What you should do: Wherever a picture appears in the listing below, leave it out and reproduce the rest exactly.

Given entries:
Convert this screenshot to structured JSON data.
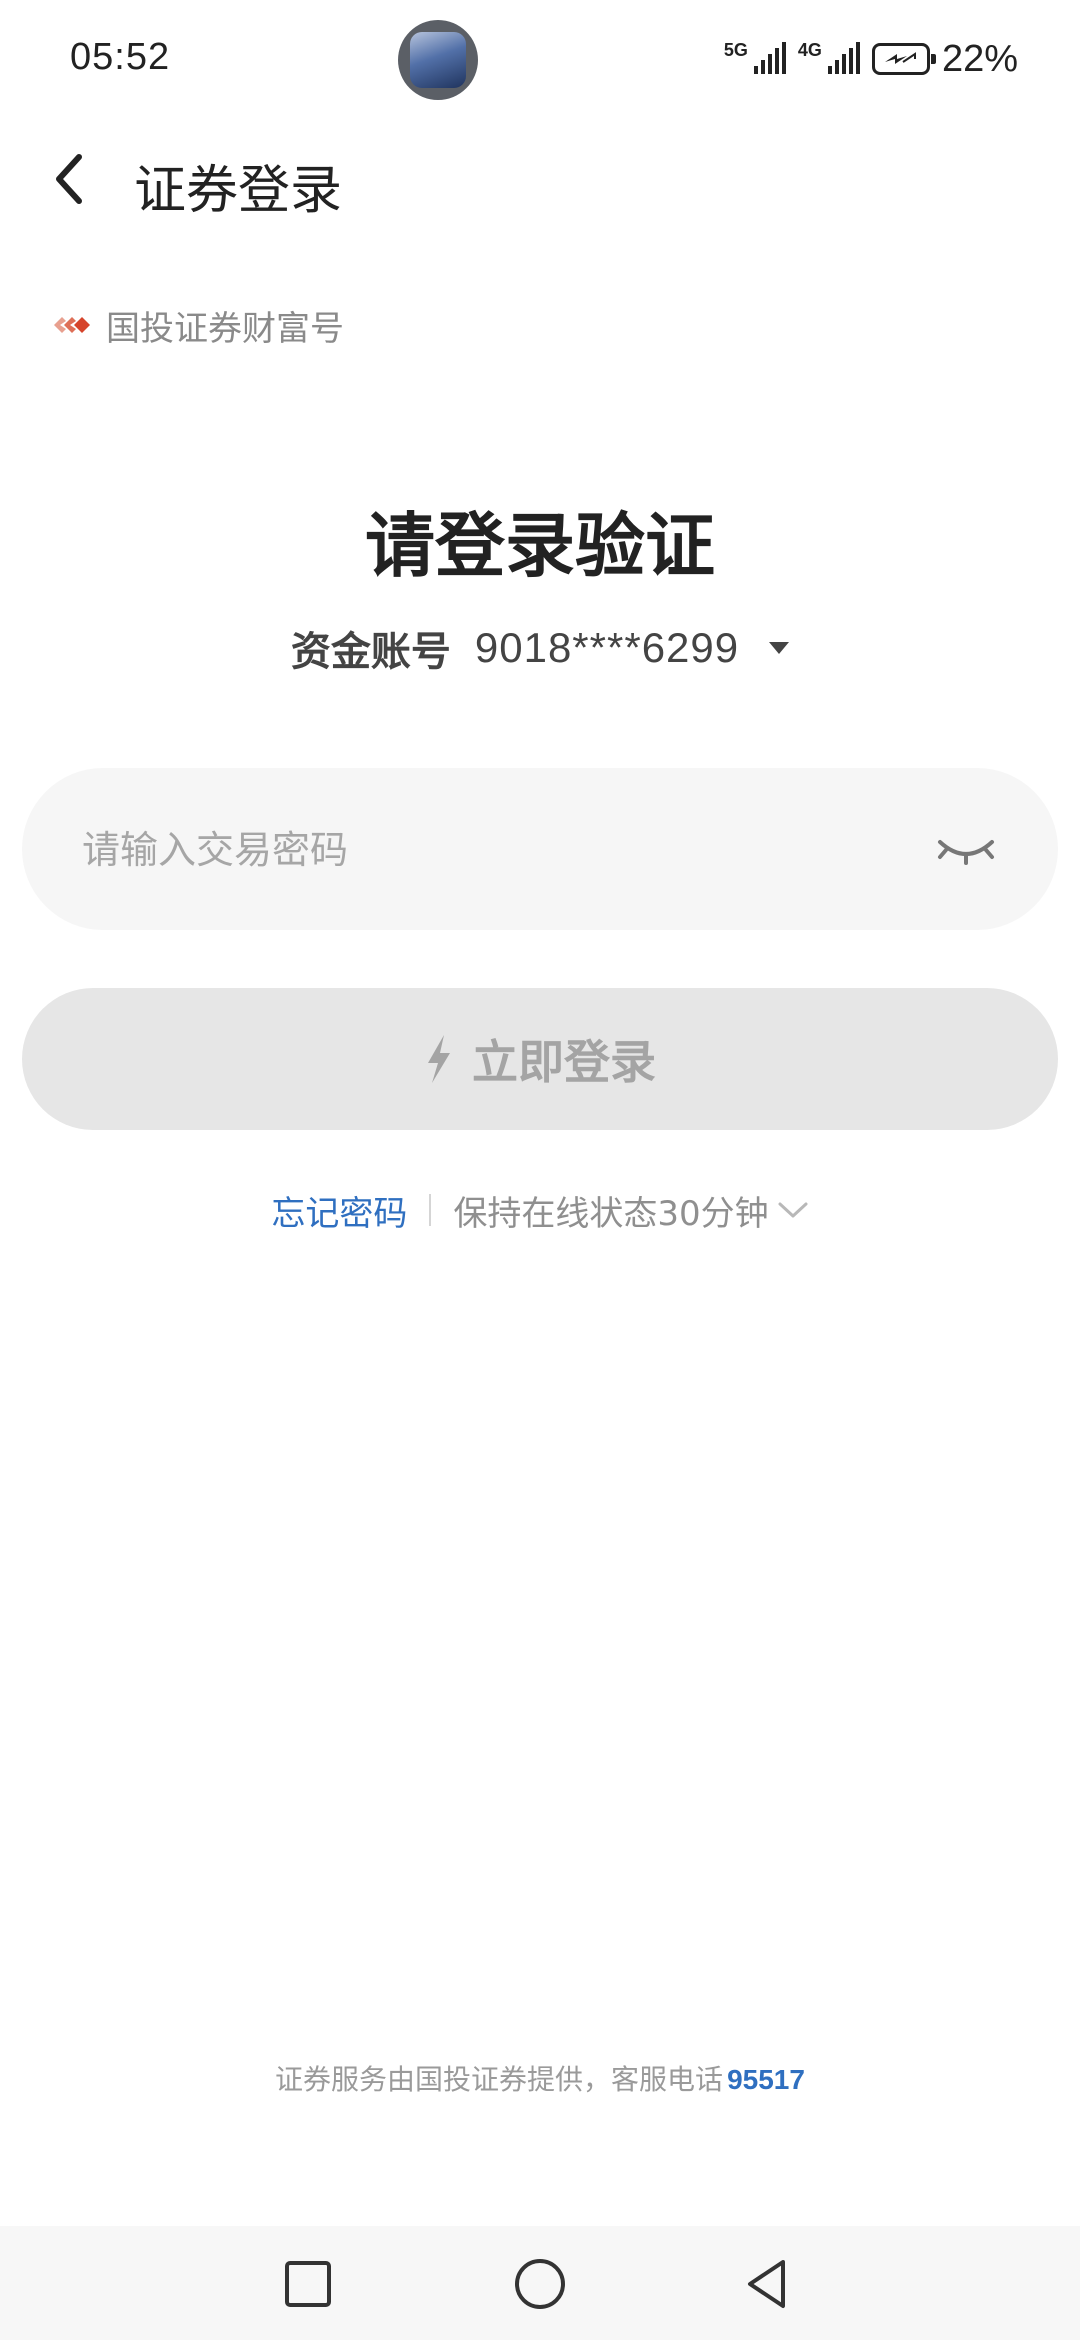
{
  "status_bar": {
    "time": "05:52",
    "network_1": "5G",
    "network_2": "4G",
    "battery_percent": "22%",
    "battery_charging": true
  },
  "header": {
    "title": "证券登录",
    "back_icon": "chevron-left-icon"
  },
  "brand": {
    "text": "国投证券财富号",
    "logo_color": "#d6442b"
  },
  "login": {
    "headline": "请登录验证",
    "account_label": "资金账号",
    "account_number": "9018****6299",
    "password_placeholder": "请输入交易密码",
    "password_value": "",
    "password_visibility_icon": "eye-closed-icon",
    "login_button_label": "立即登录",
    "login_button_icon": "lightning-icon",
    "forgot_password": "忘记密码",
    "keep_online": "保持在线状态30分钟"
  },
  "footer": {
    "note": "证券服务由国投证券提供，客服电话",
    "phone": "95517"
  },
  "colors": {
    "link": "#2f6fc0",
    "button_disabled_bg": "#e6e6e6",
    "input_bg": "#f6f6f6"
  },
  "nav_bar": {
    "items": [
      "recent-apps-icon",
      "home-icon",
      "back-icon"
    ]
  }
}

Response:
Convert this screenshot to structured JSON data.
{
  "status_bar": {
    "time": "05:52",
    "network_1": "5G",
    "network_2": "4G",
    "battery_percent": "22%",
    "battery_charging": true
  },
  "header": {
    "title": "证券登录",
    "back_icon": "chevron-left-icon"
  },
  "brand": {
    "text": "国投证券财富号",
    "logo_color": "#d6442b"
  },
  "login": {
    "headline": "请登录验证",
    "account_label": "资金账号",
    "account_number": "9018****6299",
    "password_placeholder": "请输入交易密码",
    "password_value": "",
    "password_visibility_icon": "eye-closed-icon",
    "login_button_label": "立即登录",
    "login_button_icon": "lightning-icon",
    "forgot_password": "忘记密码",
    "keep_online": "保持在线状态30分钟"
  },
  "footer": {
    "note": "证券服务由国投证券提供，客服电话",
    "phone": "95517"
  },
  "colors": {
    "link": "#2f6fc0",
    "button_disabled_bg": "#e6e6e6",
    "input_bg": "#f6f6f6"
  },
  "nav_bar": {
    "items": [
      "recent-apps-icon",
      "home-icon",
      "back-icon"
    ]
  }
}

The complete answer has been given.